Rosie is an orphan who was raised by her grandmother and she falls in love with Bennett who seduces her with his tales of hanging out with celebrities, leading a rich but suspect lifestyle, and indulging her. Bennett is a con-man and Rosie starts to see his truth when he takes her and their infant daughter, Miranda, away to a lonely falling-apart house in Vermont for his supposed teaching job. He leaves them alone and Rose (she shortens her name) learns to survive with the help of her neighbor, Billy (full name, Willamina), a tough, brave, and resourceful woman with six dogs. The descriptions of the Vermont area through Rose’s survival are desolate, beautiful, horrifying, and breathtaking.
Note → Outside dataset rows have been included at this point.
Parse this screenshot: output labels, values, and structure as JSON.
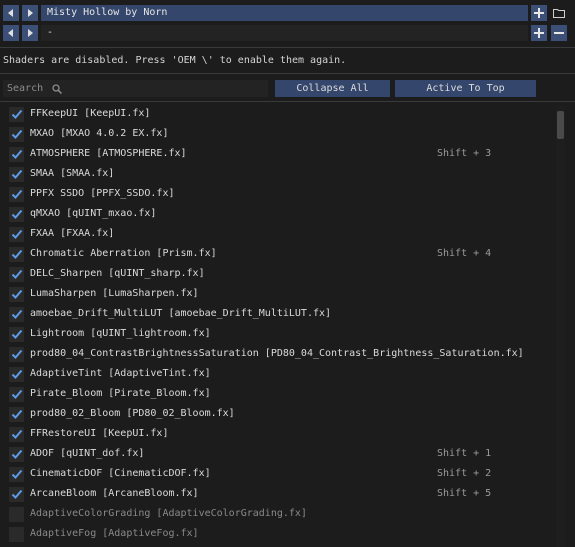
{
  "preset": {
    "name": "Misty Hollow by Norn"
  },
  "second": {
    "value": "-"
  },
  "message": "Shaders are disabled. Press 'OEM \\' to enable them again.",
  "search": {
    "placeholder": "Search"
  },
  "buttons": {
    "collapse": "Collapse All",
    "active_top": "Active To Top"
  },
  "icons": {
    "prev": "chevron-left-icon",
    "next": "chevron-right-icon",
    "add": "plus-icon",
    "folder": "folder-icon",
    "remove": "minus-icon",
    "search": "search-icon",
    "check": "checkmark-icon"
  },
  "colors": {
    "accent": "#3b4f77",
    "check": "#5b9be8",
    "background": "#1c1c1c"
  },
  "effects": [
    {
      "name": "FFKeepUI [KeepUI.fx]",
      "hotkey": "",
      "enabled": true
    },
    {
      "name": "MXAO [MXAO 4.0.2 EX.fx]",
      "hotkey": "",
      "enabled": true
    },
    {
      "name": "ATMOSPHERE [ATMOSPHERE.fx]",
      "hotkey": "Shift + 3",
      "enabled": true
    },
    {
      "name": "SMAA [SMAA.fx]",
      "hotkey": "",
      "enabled": true
    },
    {
      "name": "PPFX SSDO [PPFX_SSDO.fx]",
      "hotkey": "",
      "enabled": true
    },
    {
      "name": "qMXAO [qUINT_mxao.fx]",
      "hotkey": "",
      "enabled": true
    },
    {
      "name": "FXAA [FXAA.fx]",
      "hotkey": "",
      "enabled": true
    },
    {
      "name": "Chromatic Aberration [Prism.fx]",
      "hotkey": "Shift + 4",
      "enabled": true
    },
    {
      "name": "DELC_Sharpen [qUINT_sharp.fx]",
      "hotkey": "",
      "enabled": true
    },
    {
      "name": "LumaSharpen [LumaSharpen.fx]",
      "hotkey": "",
      "enabled": true
    },
    {
      "name": "amoebae_Drift_MultiLUT [amoebae_Drift_MultiLUT.fx]",
      "hotkey": "",
      "enabled": true
    },
    {
      "name": "Lightroom [qUINT_lightroom.fx]",
      "hotkey": "",
      "enabled": true
    },
    {
      "name": "prod80_04_ContrastBrightnessSaturation [PD80_04_Contrast_Brightness_Saturation.fx]",
      "hotkey": "",
      "enabled": true
    },
    {
      "name": "AdaptiveTint [AdaptiveTint.fx]",
      "hotkey": "",
      "enabled": true
    },
    {
      "name": "Pirate_Bloom [Pirate_Bloom.fx]",
      "hotkey": "",
      "enabled": true
    },
    {
      "name": "prod80_02_Bloom [PD80_02_Bloom.fx]",
      "hotkey": "",
      "enabled": true
    },
    {
      "name": "FFRestoreUI [KeepUI.fx]",
      "hotkey": "",
      "enabled": true
    },
    {
      "name": "ADOF [qUINT_dof.fx]",
      "hotkey": "Shift + 1",
      "enabled": true
    },
    {
      "name": "CinematicDOF [CinematicDOF.fx]",
      "hotkey": "Shift + 2",
      "enabled": true
    },
    {
      "name": "ArcaneBloom [ArcaneBloom.fx]",
      "hotkey": "Shift + 5",
      "enabled": true
    },
    {
      "name": "AdaptiveColorGrading [AdaptiveColorGrading.fx]",
      "hotkey": "",
      "enabled": false
    },
    {
      "name": "AdaptiveFog [AdaptiveFog.fx]",
      "hotkey": "",
      "enabled": false
    }
  ]
}
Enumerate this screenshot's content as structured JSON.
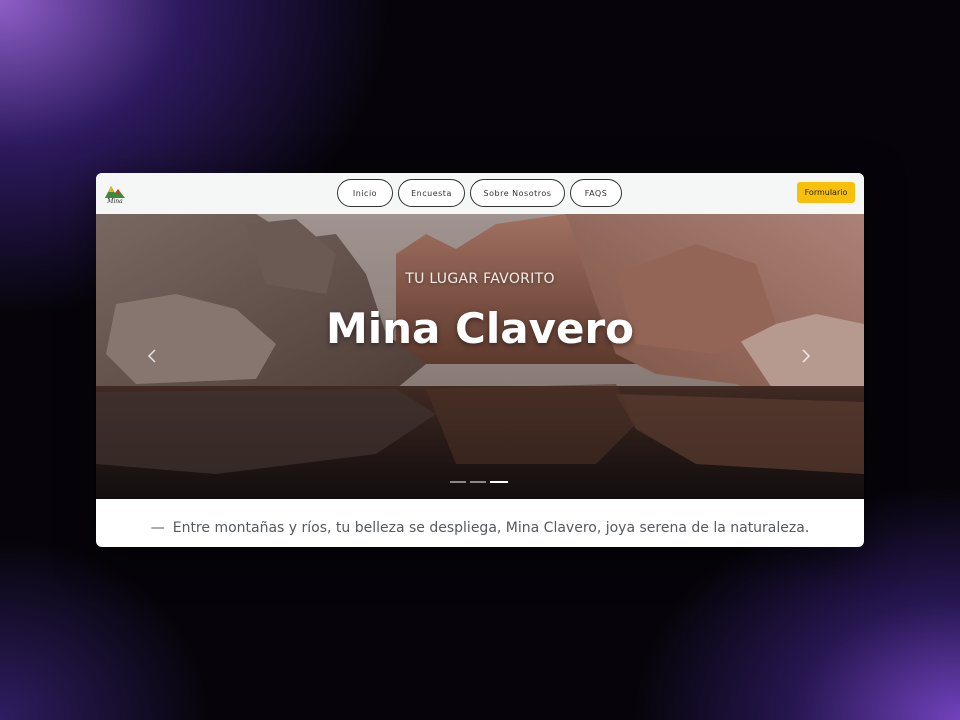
{
  "navbar": {
    "logo_text": "Mina",
    "links": [
      "Inicio",
      "Encuesta",
      "Sobre Nosotros",
      "FAQS"
    ],
    "form_button": "Formulario"
  },
  "hero": {
    "subtitle": "TU LUGAR FAVORITO",
    "title": "Mina Clavero",
    "prev_icon": "chevron-left-icon",
    "next_icon": "chevron-right-icon",
    "slide_count": 3,
    "active_slide": 3
  },
  "quote": {
    "dash": "—",
    "text": "Entre montañas y ríos, tu belleza se despliega, Mina Clavero, joya serena de la naturaleza."
  },
  "colors": {
    "form_button_bg": "#f8c00a",
    "navbar_bg": "#f5f7f7"
  }
}
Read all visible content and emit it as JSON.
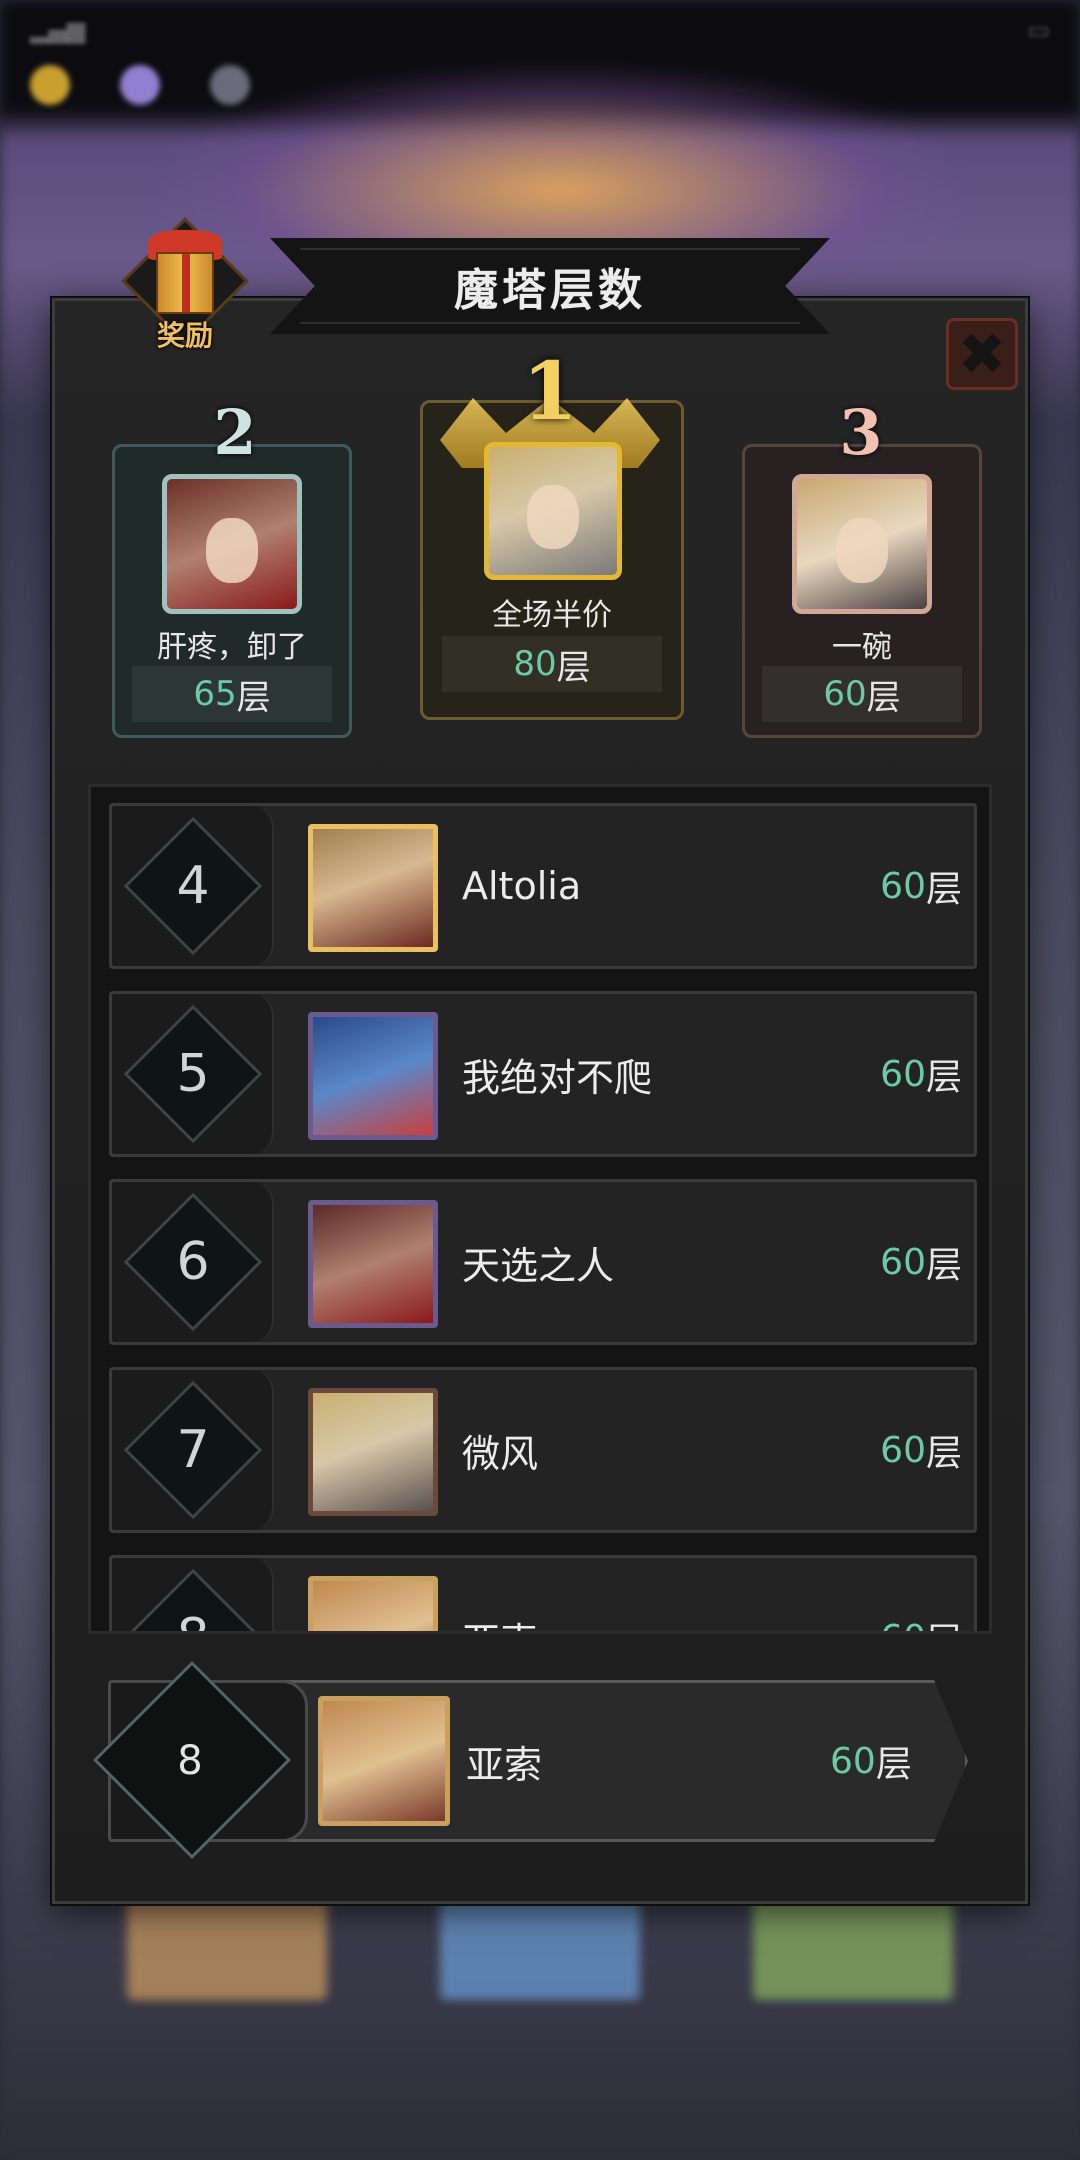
{
  "window": {
    "title": "魔塔层数"
  },
  "reward_button": {
    "label": "奖励"
  },
  "close_button": {
    "icon": "close-icon"
  },
  "score_unit": "层",
  "podium": [
    {
      "rank": "2",
      "name": "肝疼，卸了",
      "score": "65"
    },
    {
      "rank": "1",
      "name": "全场半价",
      "score": "80"
    },
    {
      "rank": "3",
      "name": "一碗",
      "score": "60"
    }
  ],
  "rows": [
    {
      "rank": "4",
      "name": "Altolia",
      "score": "60"
    },
    {
      "rank": "5",
      "name": "我绝对不爬",
      "score": "60"
    },
    {
      "rank": "6",
      "name": "天选之人",
      "score": "60"
    },
    {
      "rank": "7",
      "name": "微风",
      "score": "60"
    },
    {
      "rank": "8",
      "name": "亚索",
      "score": "60"
    }
  ],
  "my_rank": {
    "rank": "8",
    "name": "亚索",
    "score": "60"
  },
  "colors": {
    "score_green": "#6ccaa8",
    "gold": "#f4d060",
    "silver": "#cfe4e0",
    "bronze": "#f0c0b0",
    "close_red": "#3a1e1a"
  }
}
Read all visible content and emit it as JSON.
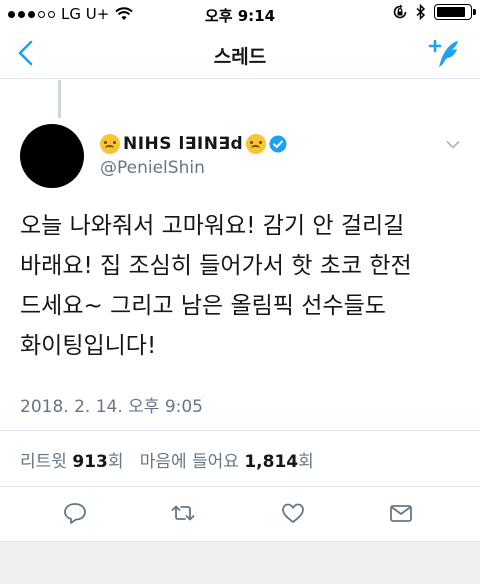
{
  "status_bar": {
    "carrier": "LG U+",
    "time": "오후 9:14",
    "battery_level": 0.9
  },
  "nav": {
    "title": "스레드"
  },
  "tweet": {
    "display_name": "NIHS l∃IN∃d",
    "handle": "@PenielShin",
    "text_lines": [
      "오늘 나와줘서 고마워요! 감기 안 걸리길",
      "바래요! 집 조심히 들어가서 핫 초코 한전",
      "드세요~ 그리고 남은 올림픽 선수들도",
      "화이팅입니다!"
    ],
    "timestamp": "2018. 2. 14. 오후 9:05"
  },
  "stats": {
    "retweets_label": "리트윗",
    "retweets_count": "913",
    "retweets_suffix": "회",
    "likes_label": "마음에 들어요",
    "likes_count": "1,814",
    "likes_suffix": "회"
  },
  "colors": {
    "accent": "#1da1f2",
    "text": "#14171a",
    "secondary": "#657786",
    "divider": "#e1e8ed"
  },
  "icons": {
    "back": "chevron-left-icon",
    "compose": "compose-tweet-icon",
    "verified": "verified-badge-icon",
    "reply": "reply-icon",
    "retweet": "retweet-icon",
    "like": "heart-icon",
    "dm": "envelope-icon"
  }
}
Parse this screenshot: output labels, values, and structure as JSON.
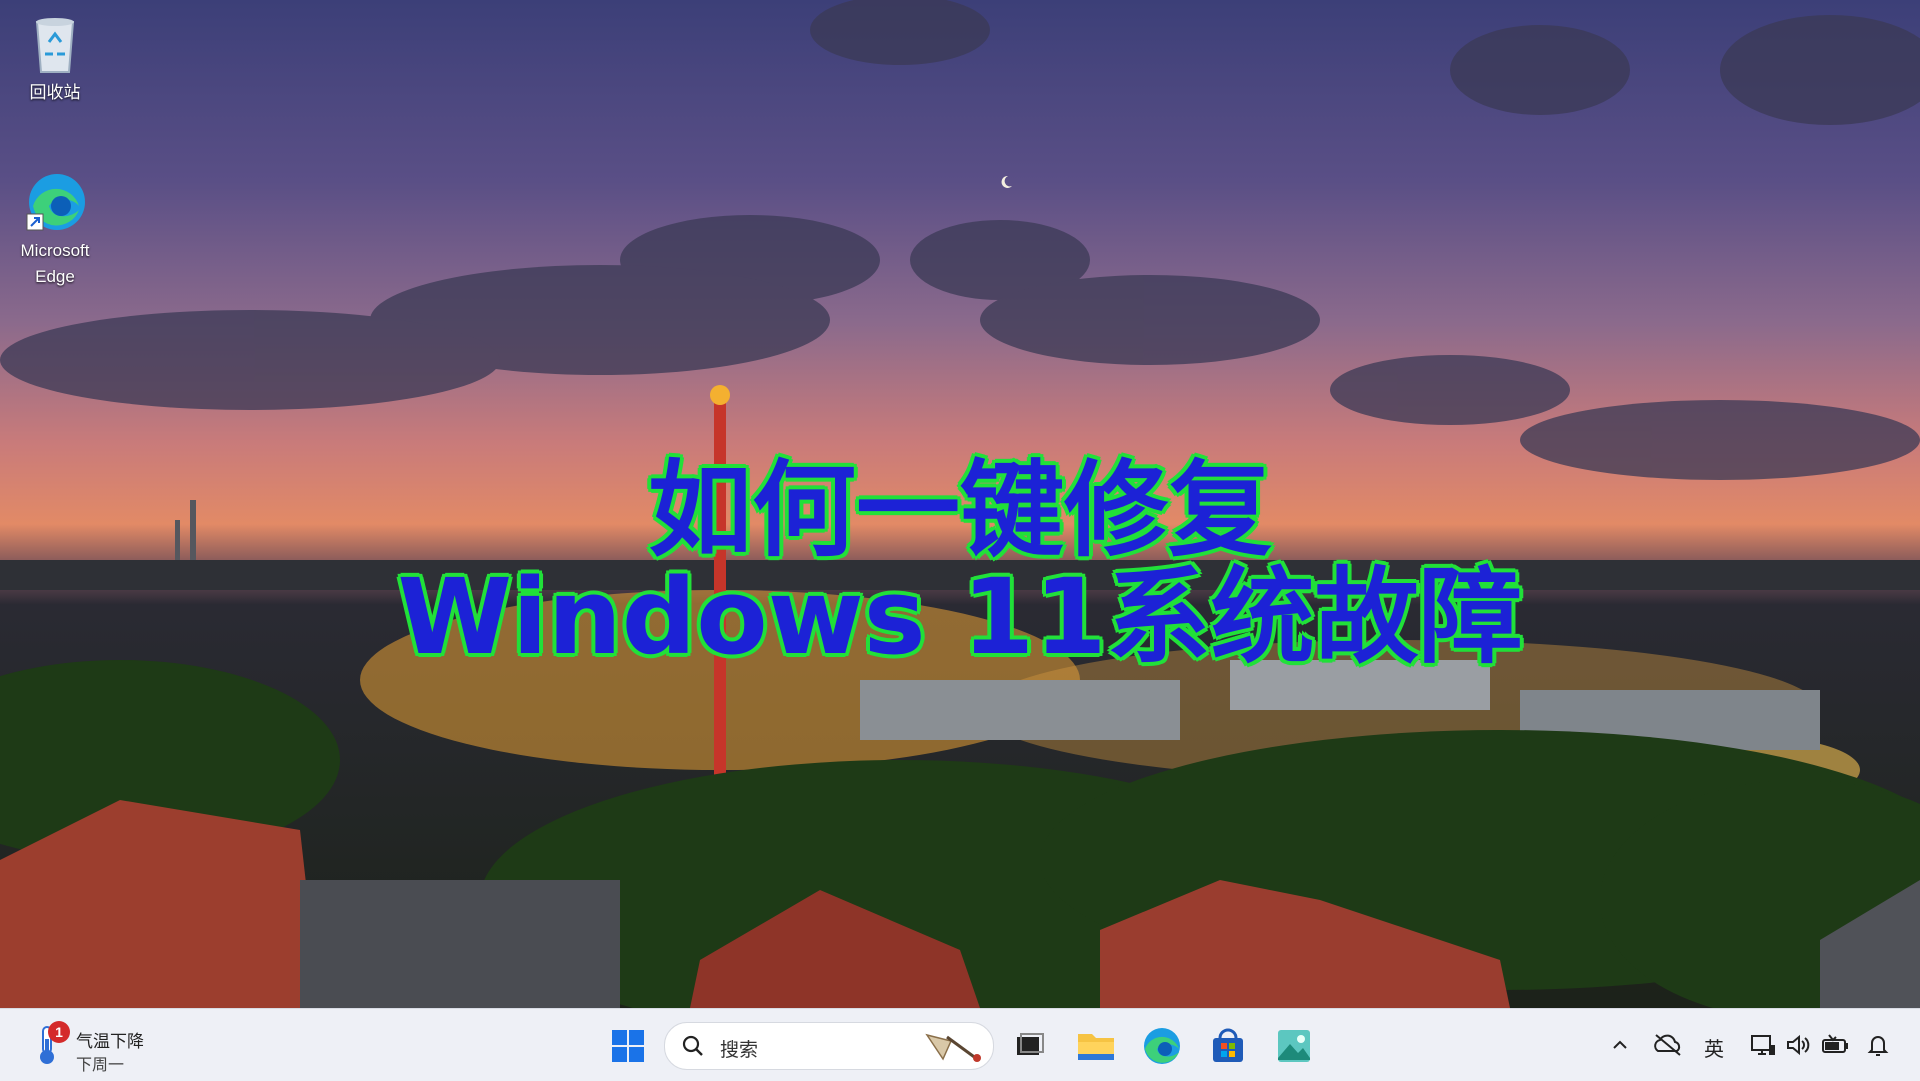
{
  "desktop": {
    "icons": [
      {
        "label": "回收站",
        "icon": "recycle-bin-icon"
      },
      {
        "label": "Microsoft\nEdge",
        "icon": "edge-icon"
      }
    ]
  },
  "overlay_title": {
    "line1": "如何一键修复",
    "line2": "Windows 11系统故障"
  },
  "taskbar": {
    "weather": {
      "alert_count": "1",
      "line1": "气温下降",
      "line2": "下周一"
    },
    "search": {
      "placeholder": "搜索"
    },
    "pinned": [
      "start-icon",
      "task-view-icon",
      "file-explorer-icon",
      "edge-icon",
      "store-icon",
      "photos-icon"
    ],
    "tray": {
      "input_method": "英",
      "icons": [
        "chevron-up-icon",
        "onedrive-icon",
        "display-icon",
        "volume-icon",
        "battery-icon",
        "notification-icon"
      ]
    }
  },
  "colors": {
    "taskbar_bg": "#eef0f6",
    "title_fill": "#1c22d6",
    "title_outline": "#22e03a",
    "win_blue": "#1a73e8"
  }
}
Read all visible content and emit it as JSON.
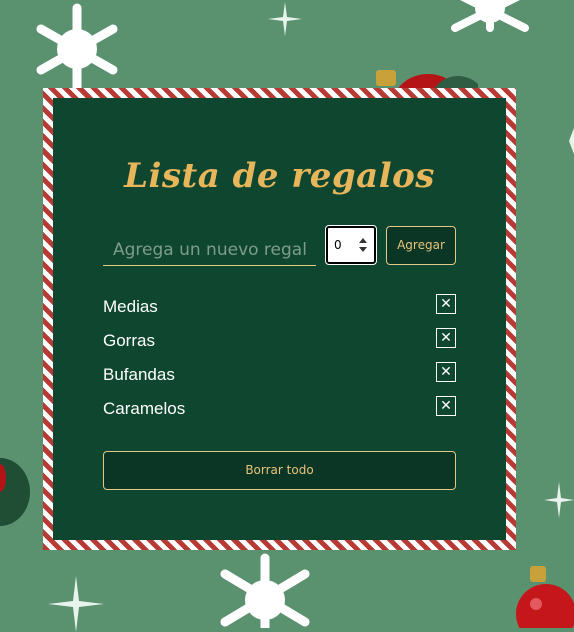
{
  "app": {
    "title": "Lista de regalos"
  },
  "form": {
    "gift_placeholder": "Agrega un nuevo regalo",
    "gift_value": "",
    "quantity_value": "0",
    "add_label": "Agregar"
  },
  "gifts": [
    {
      "name": "Medias",
      "remove_icon": "✕"
    },
    {
      "name": "Gorras",
      "remove_icon": "✕"
    },
    {
      "name": "Bufandas",
      "remove_icon": "✕"
    },
    {
      "name": "Caramelos",
      "remove_icon": "✕"
    }
  ],
  "actions": {
    "clear_all_label": "Borrar todo"
  },
  "theme": {
    "background": "#5a9270",
    "card": "#0e4630",
    "accent": "#e8b65a",
    "stripe_red": "#b73a35",
    "stripe_white": "#ffffff"
  },
  "decorations": [
    "snowflake-icon",
    "ornament-ball-icon",
    "sparkle-icon"
  ]
}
I felt very sad reading about her struggles; she seemed like a pioneer in her fight for survival.
Bennett’s schemes result in further problems and in Rose making rash decisions. Rose has to live with the consequences of her action and these make the novel a thriller, rather than just a story of human perseverance and a guide to surviving the world in Vermont.
I enjoyed seeing Rose’s growth as a strong individual who doesn’t give up in the face of adversity, although at times I found her innocence and naiveté baffling. The contrast between her life and that of Bennett’s WASP-ish lifestyle made me laugh and angry in turns. Rose’s realization of her identity as a woman, and a woman with limited resources who single-handedly arise her daughter is admirable. The novel has scenes where Rose’s poverty and helplessness are stark and heart-wrenching. This novel brought out a lot of strong feelings for me and is not for the faint-hearted. It is intense, polarizing, and inspiring. A recommend read with conditions attached.